[Work instruction]:
Search each line below for the word "geometry" and list those that contain it.

----- Dataset excerpts -----

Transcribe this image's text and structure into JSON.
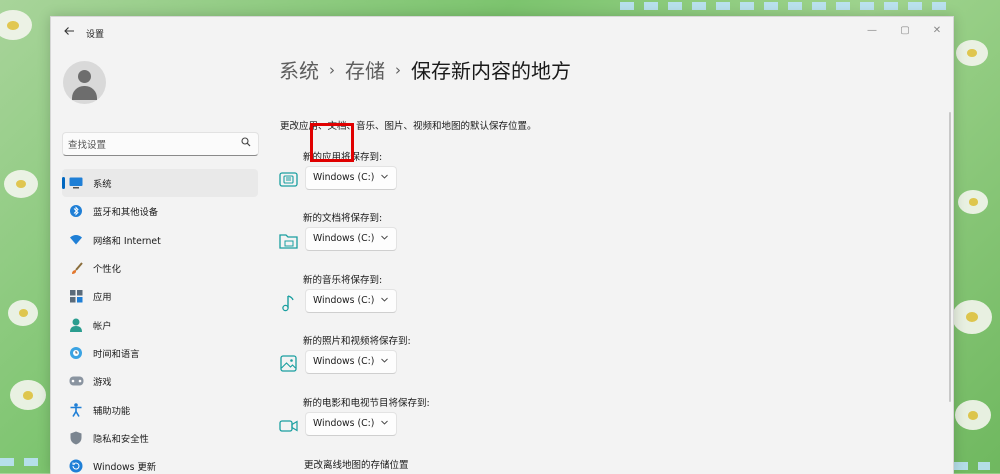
{
  "window": {
    "title": "设置",
    "controls": {
      "minimize": "—",
      "maximize": "▢",
      "close": "✕"
    }
  },
  "sidebar": {
    "search_placeholder": "查找设置",
    "items": [
      {
        "label": "系统",
        "icon": "monitor-icon",
        "active": true
      },
      {
        "label": "蓝牙和其他设备",
        "icon": "bluetooth-icon"
      },
      {
        "label": "网络和 Internet",
        "icon": "wifi-icon"
      },
      {
        "label": "个性化",
        "icon": "paintbrush-icon"
      },
      {
        "label": "应用",
        "icon": "apps-icon"
      },
      {
        "label": "帐户",
        "icon": "person-icon"
      },
      {
        "label": "时间和语言",
        "icon": "globe-clock-icon"
      },
      {
        "label": "游戏",
        "icon": "gamepad-icon"
      },
      {
        "label": "辅助功能",
        "icon": "accessibility-icon"
      },
      {
        "label": "隐私和安全性",
        "icon": "shield-icon"
      },
      {
        "label": "Windows 更新",
        "icon": "update-icon"
      }
    ]
  },
  "breadcrumb": {
    "level1": "系统",
    "level2": "存储",
    "current": "保存新内容的地方",
    "separator": "›"
  },
  "description": "更改应用、文档、音乐、图片、视频和地图的默认保存位置。",
  "settings": [
    {
      "label": "新的应用将保存到:",
      "value": "Windows (C:)",
      "icon": "app-storage-icon"
    },
    {
      "label": "新的文档将保存到:",
      "value": "Windows (C:)",
      "icon": "folder-icon"
    },
    {
      "label": "新的音乐将保存到:",
      "value": "Windows (C:)",
      "icon": "music-note-icon"
    },
    {
      "label": "新的照片和视频将保存到:",
      "value": "Windows (C:)",
      "icon": "picture-icon"
    },
    {
      "label": "新的电影和电视节目将保存到:",
      "value": "Windows (C:)",
      "icon": "video-camera-icon"
    }
  ],
  "maps_label": "更改离线地图的存储位置",
  "colors": {
    "accent": "#0067c0",
    "icon_teal": "#1a9fa0",
    "highlight": "#e00000"
  }
}
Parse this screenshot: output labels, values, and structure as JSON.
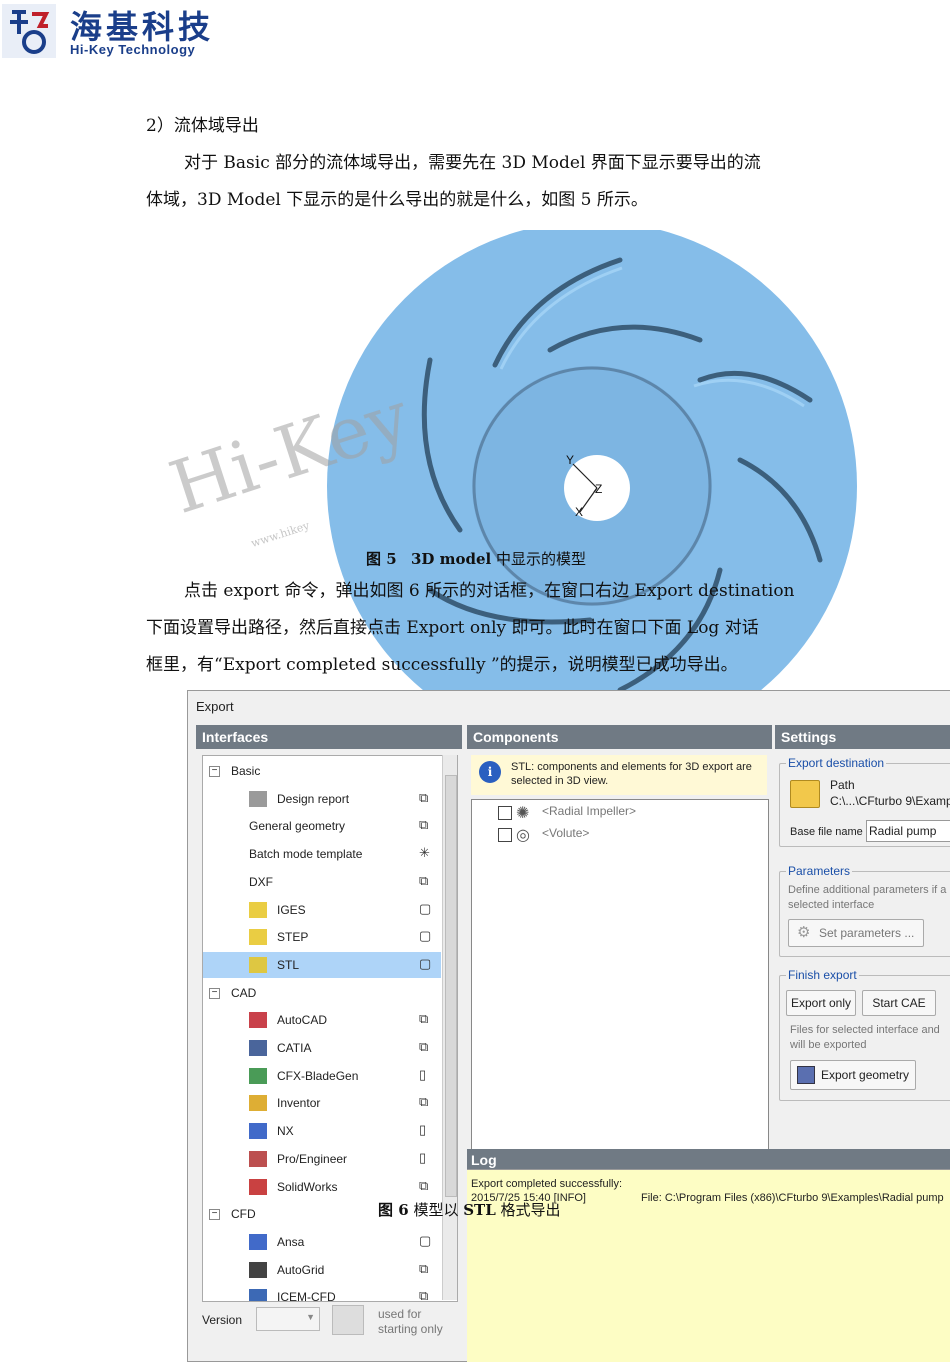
{
  "logo": {
    "cn": "海基科技",
    "en": "Hi-Key Technology"
  },
  "doc": {
    "heading": "2）流体域导出",
    "para1_l1": "对于 Basic 部分的流体域导出，需要先在 3D  Model 界面下显示要导出的流",
    "para1_l2": "体域，3D Model 下显示的是什么导出的就是什么，如图 5 所示。",
    "fig5_num": "图 5",
    "fig5_bold": "3D model",
    "fig5_rest": " 中显示的模型",
    "para2_l1": "点击 export 命令，弹出如图 6 所示的对话框，在窗口右边 Export destination",
    "para2_l2": "下面设置导出路径，然后直接点击 Export  only 即可。此时在窗口下面 Log 对话",
    "para2_l3": "框里，有“Export completed successfully ”的提示，说明模型已成功导出。",
    "fig6_num": "图 6",
    "fig6_mid": " 模型以 ",
    "fig6_bold": "STL",
    "fig6_rest": " 格式导出"
  },
  "watermark": {
    "text": "Hi-Key",
    "url": "www.hikey"
  },
  "axes": {
    "y": "Y",
    "z": "Z",
    "x": "X"
  },
  "dialog": {
    "title": "Export",
    "interfaces_title": "Interfaces",
    "components_title": "Components",
    "settings_title": "Settings",
    "tree": [
      {
        "label": "Basic",
        "type": "group"
      },
      {
        "label": "Design report",
        "type": "item",
        "icon": "report-icon",
        "action": "copy-icon"
      },
      {
        "label": "General geometry",
        "type": "item",
        "icon": "",
        "action": "copy-icon"
      },
      {
        "label": "Batch mode template",
        "type": "item",
        "icon": "",
        "action": "asterisk-icon"
      },
      {
        "label": "DXF",
        "type": "item",
        "icon": "",
        "action": "copy-icon"
      },
      {
        "label": "IGES",
        "type": "item",
        "icon": "cube-icon",
        "action": "box-icon"
      },
      {
        "label": "STEP",
        "type": "item",
        "icon": "cube-icon",
        "action": "box-icon"
      },
      {
        "label": "STL",
        "type": "item",
        "icon": "cube-icon",
        "action": "box-icon",
        "selected": true
      },
      {
        "label": "CAD",
        "type": "group"
      },
      {
        "label": "AutoCAD",
        "type": "item",
        "icon": "autocad-icon",
        "action": "copy-icon"
      },
      {
        "label": "CATIA",
        "type": "item",
        "icon": "catia-icon",
        "action": "copy-icon"
      },
      {
        "label": "CFX-BladeGen",
        "type": "item",
        "icon": "bladegen-icon",
        "action": "square-icon"
      },
      {
        "label": "Inventor",
        "type": "item",
        "icon": "inventor-icon",
        "action": "copy-icon"
      },
      {
        "label": "NX",
        "type": "item",
        "icon": "nx-icon",
        "action": "square-icon"
      },
      {
        "label": "Pro/Engineer",
        "type": "item",
        "icon": "proe-icon",
        "action": "square-icon"
      },
      {
        "label": "SolidWorks",
        "type": "item",
        "icon": "solidworks-icon",
        "action": "copy-icon"
      },
      {
        "label": "CFD",
        "type": "group"
      },
      {
        "label": "Ansa",
        "type": "item",
        "icon": "ansa-icon",
        "action": "box-icon"
      },
      {
        "label": "AutoGrid",
        "type": "item",
        "icon": "autogrid-icon",
        "action": "copy-icon"
      },
      {
        "label": "ICEM-CFD",
        "type": "item",
        "icon": "icem-icon",
        "action": "copy-icon"
      }
    ],
    "version_label": "Version",
    "used_for": "used for",
    "starting_only": "starting only",
    "info_text_l1": "STL: components and elements for 3D export are",
    "info_text_l2": "selected in 3D view.",
    "components": [
      {
        "label": "<Radial Impeller>",
        "icon": "impeller-icon"
      },
      {
        "label": "<Volute>",
        "icon": "volute-icon"
      }
    ],
    "export_destination": "Export destination",
    "path_label": "Path",
    "path_value": "C:\\...\\CFturbo 9\\Examp",
    "base_file_label": "Base file name",
    "base_file_value": "Radial pump",
    "parameters_title": "Parameters",
    "parameters_desc_l1": "Define additional parameters if a",
    "parameters_desc_l2": "selected interface",
    "set_parameters": "Set parameters ...",
    "finish_title": "Finish export",
    "export_only": "Export only",
    "start_cae": "Start CAE",
    "finish_desc_l1": "Files for selected interface and",
    "finish_desc_l2": "will be exported",
    "export_geometry": "Export geometry",
    "log_title": "Log",
    "log_l1": "Export completed successfully:",
    "log_l2_time": "2015/7/25 15:40 [INFO]",
    "log_l2_file": "File: C:\\Program Files (x86)\\CFturbo 9\\Examples\\Radial pump"
  }
}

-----

[The completed task]:
        "label": "General geometry",
    "export_geometry": "Export geometry",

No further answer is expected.